── Information provided
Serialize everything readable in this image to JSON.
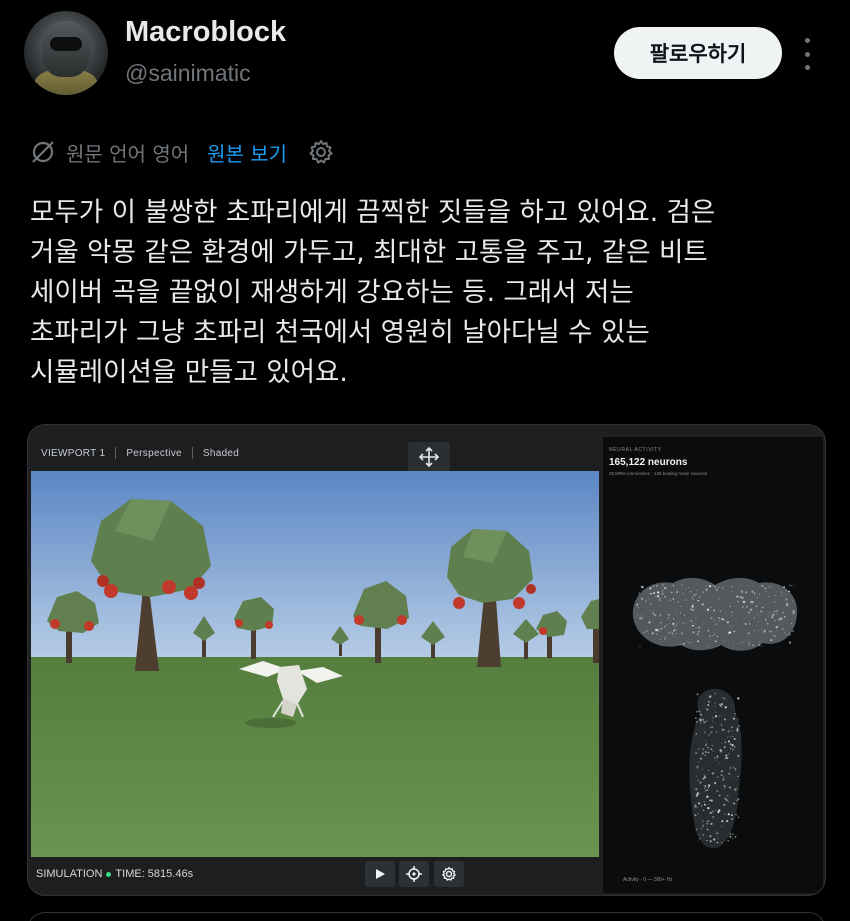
{
  "header": {
    "display_name": "Macroblock",
    "handle": "@sainimatic",
    "follow_label": "팔로우하기"
  },
  "translation": {
    "label": "원문 언어 영어",
    "show_original": "원본 보기"
  },
  "tweet": {
    "text": "모두가 이 불쌍한 초파리에게 끔찍한 짓들을 하고 있어요. 검은\n거울 악몽 같은 환경에 가두고, 최대한 고통을 주고, 같은 비트\n세이버 곡을 끝없이 재생하게 강요하는 등. 그래서 저는\n초파리가 그냥 초파리 천국에서 영원히 날아다닐 수 있는\n시뮬레이션을 만들고 있어요."
  },
  "media": {
    "viewport": {
      "name": "VIEWPORT 1",
      "projection": "Perspective",
      "shading": "Shaded"
    },
    "simulation": {
      "label": "SIMULATION",
      "time_label": "TIME: 5815.46s"
    },
    "neural": {
      "title": "NEURAL ACTIVITY",
      "count": "165,122 neurons",
      "subtitle": "25.5RM connections · 136 bowing motor neurons",
      "activity": "Activity · 0 — 300+ Hz"
    },
    "colors": {
      "sky_top": "#5b86c4",
      "sky_bottom": "#b7cde6",
      "grass": "#5f8a45",
      "tree": "#5f7f4e",
      "trunk": "#4a3b2e",
      "apple": "#c0392b"
    }
  },
  "icons": [
    "avatar",
    "more-icon",
    "translate-icon",
    "gear-icon",
    "move-icon",
    "play-icon",
    "target-icon",
    "settings-icon"
  ]
}
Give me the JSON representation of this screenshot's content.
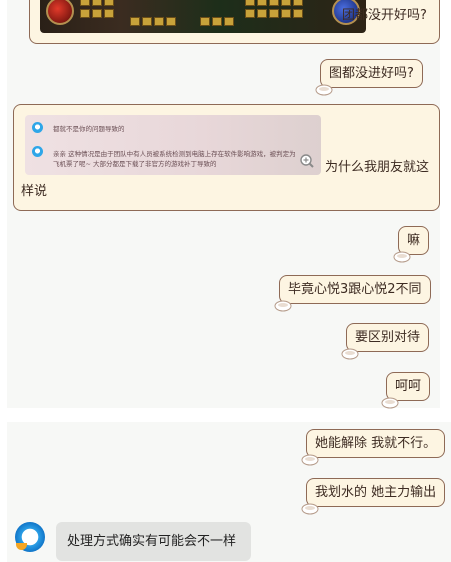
{
  "chat": {
    "game_caption": "团都没开好吗?",
    "quote_preview": {
      "line1": "都就不是你的问题导致的",
      "line2": "亲亲 这种情况是由于团队中有人员被系统检测到电脑上存在软件影响游戏，被判定为飞机票了呢~ 大部分都是下载了非官方的游戏补丁导致的"
    },
    "quote_caption_a": "为什么我朋友就这",
    "quote_caption_b": "样说",
    "messages_top": [
      "图都没进好吗?",
      "嘛",
      "毕竟心悦3跟心悦2不同",
      "要区别对待",
      "呵呵"
    ],
    "messages_bottom": [
      "她能解除 我就不行。",
      "我划水的 她主力输出"
    ],
    "reply": "处理方式确实有可能会不一样"
  },
  "icons": {
    "tea_cup": "tea-cup-icon",
    "zoom": "zoom-in-icon",
    "service_avatar": "qq-service-avatar-icon"
  },
  "colors": {
    "bubble_fill": "#fdf5e2",
    "bubble_border": "#8e6a56",
    "panel_bg": "#f7f8f6",
    "reply_bg": "#e2e3e1"
  }
}
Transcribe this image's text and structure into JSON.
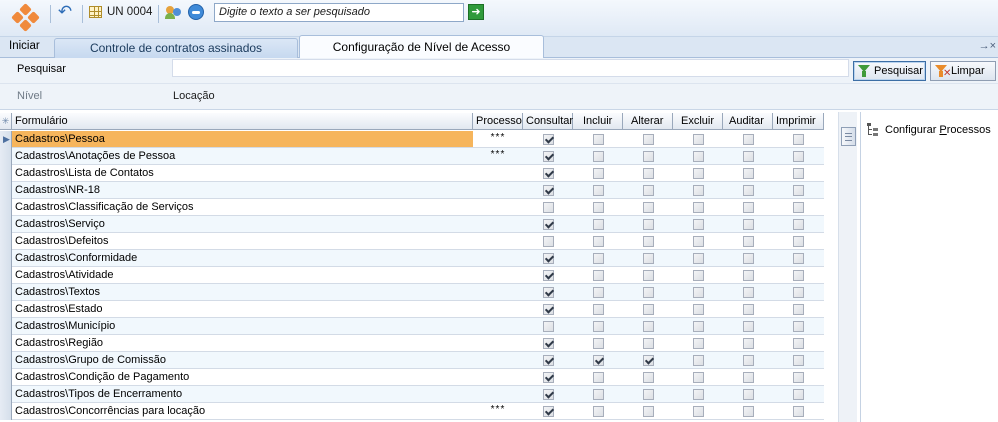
{
  "toolbar": {
    "unit_label": "UN 0004",
    "search_placeholder": "Digite o texto a ser pesquisado",
    "go_symbol": "➜"
  },
  "nav": {
    "start_label": "Iniciar",
    "tabs": [
      {
        "label": "Controle de contratos assinados",
        "active": false
      },
      {
        "label": "Configuração de Nível de Acesso",
        "active": true
      }
    ],
    "overflow_symbol": "→×"
  },
  "filter": {
    "search_label": "Pesquisar",
    "search_value": "",
    "search_button": "Pesquisar",
    "clear_button": "Limpar"
  },
  "info_row": {
    "level_label": "Nível",
    "location_label": "Locação"
  },
  "grid": {
    "columns": {
      "formulario": "Formulário",
      "processo": "Processo",
      "consultar": "Consultar",
      "incluir": "Incluir",
      "alterar": "Alterar",
      "excluir": "Excluir",
      "auditar": "Auditar",
      "imprimir": "Imprimir"
    },
    "rows": [
      {
        "form": "Cadastros\\Pessoa",
        "processo": "***",
        "consultar": true,
        "incluir": false,
        "alterar": false,
        "excluir": false,
        "auditar": false,
        "imprimir": false,
        "selected": true
      },
      {
        "form": "Cadastros\\Anotações de Pessoa",
        "processo": "***",
        "consultar": true,
        "incluir": false,
        "alterar": false,
        "excluir": false,
        "auditar": false,
        "imprimir": false
      },
      {
        "form": "Cadastros\\Lista de Contatos",
        "processo": "",
        "consultar": true,
        "incluir": false,
        "alterar": false,
        "excluir": false,
        "auditar": false,
        "imprimir": false
      },
      {
        "form": "Cadastros\\NR-18",
        "processo": "",
        "consultar": true,
        "incluir": false,
        "alterar": false,
        "excluir": false,
        "auditar": false,
        "imprimir": false
      },
      {
        "form": "Cadastros\\Classificação de Serviços",
        "processo": "",
        "consultar": false,
        "incluir": false,
        "alterar": false,
        "excluir": false,
        "auditar": false,
        "imprimir": false
      },
      {
        "form": "Cadastros\\Serviço",
        "processo": "",
        "consultar": true,
        "incluir": false,
        "alterar": false,
        "excluir": false,
        "auditar": false,
        "imprimir": false
      },
      {
        "form": "Cadastros\\Defeitos",
        "processo": "",
        "consultar": false,
        "incluir": false,
        "alterar": false,
        "excluir": false,
        "auditar": false,
        "imprimir": false
      },
      {
        "form": "Cadastros\\Conformidade",
        "processo": "",
        "consultar": true,
        "incluir": false,
        "alterar": false,
        "excluir": false,
        "auditar": false,
        "imprimir": false
      },
      {
        "form": "Cadastros\\Atividade",
        "processo": "",
        "consultar": true,
        "incluir": false,
        "alterar": false,
        "excluir": false,
        "auditar": false,
        "imprimir": false
      },
      {
        "form": "Cadastros\\Textos",
        "processo": "",
        "consultar": true,
        "incluir": false,
        "alterar": false,
        "excluir": false,
        "auditar": false,
        "imprimir": false
      },
      {
        "form": "Cadastros\\Estado",
        "processo": "",
        "consultar": true,
        "incluir": false,
        "alterar": false,
        "excluir": false,
        "auditar": false,
        "imprimir": false
      },
      {
        "form": "Cadastros\\Município",
        "processo": "",
        "consultar": false,
        "incluir": false,
        "alterar": false,
        "excluir": false,
        "auditar": false,
        "imprimir": false
      },
      {
        "form": "Cadastros\\Região",
        "processo": "",
        "consultar": true,
        "incluir": false,
        "alterar": false,
        "excluir": false,
        "auditar": false,
        "imprimir": false
      },
      {
        "form": "Cadastros\\Grupo de Comissão",
        "processo": "",
        "consultar": true,
        "incluir": true,
        "alterar": true,
        "excluir": false,
        "auditar": false,
        "imprimir": false
      },
      {
        "form": "Cadastros\\Condição de Pagamento",
        "processo": "",
        "consultar": true,
        "incluir": false,
        "alterar": false,
        "excluir": false,
        "auditar": false,
        "imprimir": false
      },
      {
        "form": "Cadastros\\Tipos de Encerramento",
        "processo": "",
        "consultar": true,
        "incluir": false,
        "alterar": false,
        "excluir": false,
        "auditar": false,
        "imprimir": false
      },
      {
        "form": "Cadastros\\Concorrências para locação",
        "processo": "***",
        "consultar": true,
        "incluir": false,
        "alterar": false,
        "excluir": false,
        "auditar": false,
        "imprimir": false
      }
    ]
  },
  "side_panel": {
    "tree_label_prefix": "Configurar ",
    "tree_label_underlined": "P",
    "tree_label_rest": "rocessos"
  }
}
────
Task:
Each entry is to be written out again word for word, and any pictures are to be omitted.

Result:
Serialize everything readable in this image to JSON.
{
  "header": {
    "display_name": "Macroblock",
    "handle": "@sainimatic",
    "follow_label": "팔로우하기"
  },
  "translation": {
    "label": "원문 언어 영어",
    "show_original": "원본 보기"
  },
  "tweet": {
    "text": "모두가 이 불쌍한 초파리에게 끔찍한 짓들을 하고 있어요. 검은\n거울 악몽 같은 환경에 가두고, 최대한 고통을 주고, 같은 비트\n세이버 곡을 끝없이 재생하게 강요하는 등. 그래서 저는\n초파리가 그냥 초파리 천국에서 영원히 날아다닐 수 있는\n시뮬레이션을 만들고 있어요."
  },
  "media": {
    "viewport": {
      "name": "VIEWPORT 1",
      "projection": "Perspective",
      "shading": "Shaded"
    },
    "simulation": {
      "label": "SIMULATION",
      "time_label": "TIME: 5815.46s"
    },
    "neural": {
      "title": "NEURAL ACTIVITY",
      "count": "165,122 neurons",
      "subtitle": "25.5RM connections · 136 bowing motor neurons",
      "activity": "Activity · 0 — 300+ Hz"
    },
    "colors": {
      "sky_top": "#5b86c4",
      "sky_bottom": "#b7cde6",
      "grass": "#5f8a45",
      "tree": "#5f7f4e",
      "trunk": "#4a3b2e",
      "apple": "#c0392b"
    }
  },
  "icons": [
    "avatar",
    "more-icon",
    "translate-icon",
    "gear-icon",
    "move-icon",
    "play-icon",
    "target-icon",
    "settings-icon"
  ]
}
Give me the JSON representation of this screenshot's content.
{
  "chat": {
    "game_caption": "团都没开好吗?",
    "quote_preview": {
      "line1": "都就不是你的问题导致的",
      "line2": "亲亲 这种情况是由于团队中有人员被系统检测到电脑上存在软件影响游戏，被判定为飞机票了呢~ 大部分都是下载了非官方的游戏补丁导致的"
    },
    "quote_caption_a": "为什么我朋友就这",
    "quote_caption_b": "样说",
    "messages_top": [
      "图都没进好吗?",
      "嘛",
      "毕竟心悦3跟心悦2不同",
      "要区别对待",
      "呵呵"
    ],
    "messages_bottom": [
      "她能解除 我就不行。",
      "我划水的 她主力输出"
    ],
    "reply": "处理方式确实有可能会不一样"
  },
  "icons": {
    "tea_cup": "tea-cup-icon",
    "zoom": "zoom-in-icon",
    "service_avatar": "qq-service-avatar-icon"
  },
  "colors": {
    "bubble_fill": "#fdf5e2",
    "bubble_border": "#8e6a56",
    "panel_bg": "#f7f8f6",
    "reply_bg": "#e2e3e1"
  }
}
Transcribe this image's text and structure into JSON.
{
  "toolbar": {
    "unit_label": "UN 0004",
    "search_placeholder": "Digite o texto a ser pesquisado",
    "go_symbol": "➜"
  },
  "nav": {
    "start_label": "Iniciar",
    "tabs": [
      {
        "label": "Controle de contratos assinados",
        "active": false
      },
      {
        "label": "Configuração de Nível de Acesso",
        "active": true
      }
    ],
    "overflow_symbol": "→×"
  },
  "filter": {
    "search_label": "Pesquisar",
    "search_value": "",
    "search_button": "Pesquisar",
    "clear_button": "Limpar"
  },
  "info_row": {
    "level_label": "Nível",
    "location_label": "Locação"
  },
  "grid": {
    "columns": {
      "formulario": "Formulário",
      "processo": "Processo",
      "consultar": "Consultar",
      "incluir": "Incluir",
      "alterar": "Alterar",
      "excluir": "Excluir",
      "auditar": "Auditar",
      "imprimir": "Imprimir"
    },
    "rows": [
      {
        "form": "Cadastros\\Pessoa",
        "processo": "***",
        "consultar": true,
        "incluir": false,
        "alterar": false,
        "excluir": false,
        "auditar": false,
        "imprimir": false,
        "selected": true
      },
      {
        "form": "Cadastros\\Anotações de Pessoa",
        "processo": "***",
        "consultar": true,
        "incluir": false,
        "alterar": false,
        "excluir": false,
        "auditar": false,
        "imprimir": false
      },
      {
        "form": "Cadastros\\Lista de Contatos",
        "processo": "",
        "consultar": true,
        "incluir": false,
        "alterar": false,
        "excluir": false,
        "auditar": false,
        "imprimir": false
      },
      {
        "form": "Cadastros\\NR-18",
        "processo": "",
        "consultar": true,
        "incluir": false,
        "alterar": false,
        "excluir": false,
        "auditar": false,
        "imprimir": false
      },
      {
        "form": "Cadastros\\Classificação de Serviços",
        "processo": "",
        "consultar": false,
        "incluir": false,
        "alterar": false,
        "excluir": false,
        "auditar": false,
        "imprimir": false
      },
      {
        "form": "Cadastros\\Serviço",
        "processo": "",
        "consultar": true,
        "incluir": false,
        "alterar": false,
        "excluir": false,
        "auditar": false,
        "imprimir": false
      },
      {
        "form": "Cadastros\\Defeitos",
        "processo": "",
        "consultar": false,
        "incluir": false,
        "alterar": false,
        "excluir": false,
        "auditar": false,
        "imprimir": false
      },
      {
        "form": "Cadastros\\Conformidade",
        "processo": "",
        "consultar": true,
        "incluir": false,
        "alterar": false,
        "excluir": false,
        "auditar": false,
        "imprimir": false
      },
      {
        "form": "Cadastros\\Atividade",
        "processo": "",
        "consultar": true,
        "incluir": false,
        "alterar": false,
        "excluir": false,
        "auditar": false,
        "imprimir": false
      },
      {
        "form": "Cadastros\\Textos",
        "processo": "",
        "consultar": true,
        "incluir": false,
        "alterar": false,
        "excluir": false,
        "auditar": false,
        "imprimir": false
      },
      {
        "form": "Cadastros\\Estado",
        "processo": "",
        "consultar": true,
        "incluir": false,
        "alterar": false,
        "excluir": false,
        "auditar": false,
        "imprimir": false
      },
      {
        "form": "Cadastros\\Município",
        "processo": "",
        "consultar": false,
        "incluir": false,
        "alterar": false,
        "excluir": false,
        "auditar": false,
        "imprimir": false
      },
      {
        "form": "Cadastros\\Região",
        "processo": "",
        "consultar": true,
        "incluir": false,
        "alterar": false,
        "excluir": false,
        "auditar": false,
        "imprimir": false
      },
      {
        "form": "Cadastros\\Grupo de Comissão",
        "processo": "",
        "consultar": true,
        "incluir": true,
        "alterar": true,
        "excluir": false,
        "auditar": false,
        "imprimir": false
      },
      {
        "form": "Cadastros\\Condição de Pagamento",
        "processo": "",
        "consultar": true,
        "incluir": false,
        "alterar": false,
        "excluir": false,
        "auditar": false,
        "imprimir": false
      },
      {
        "form": "Cadastros\\Tipos de Encerramento",
        "processo": "",
        "consultar": true,
        "incluir": false,
        "alterar": false,
        "excluir": false,
        "auditar": false,
        "imprimir": false
      },
      {
        "form": "Cadastros\\Concorrências para locação",
        "processo": "***",
        "consultar": true,
        "incluir": false,
        "alterar": false,
        "excluir": false,
        "auditar": false,
        "imprimir": false
      }
    ]
  },
  "side_panel": {
    "tree_label_prefix": "Configurar ",
    "tree_label_underlined": "P",
    "tree_label_rest": "rocessos"
  }
}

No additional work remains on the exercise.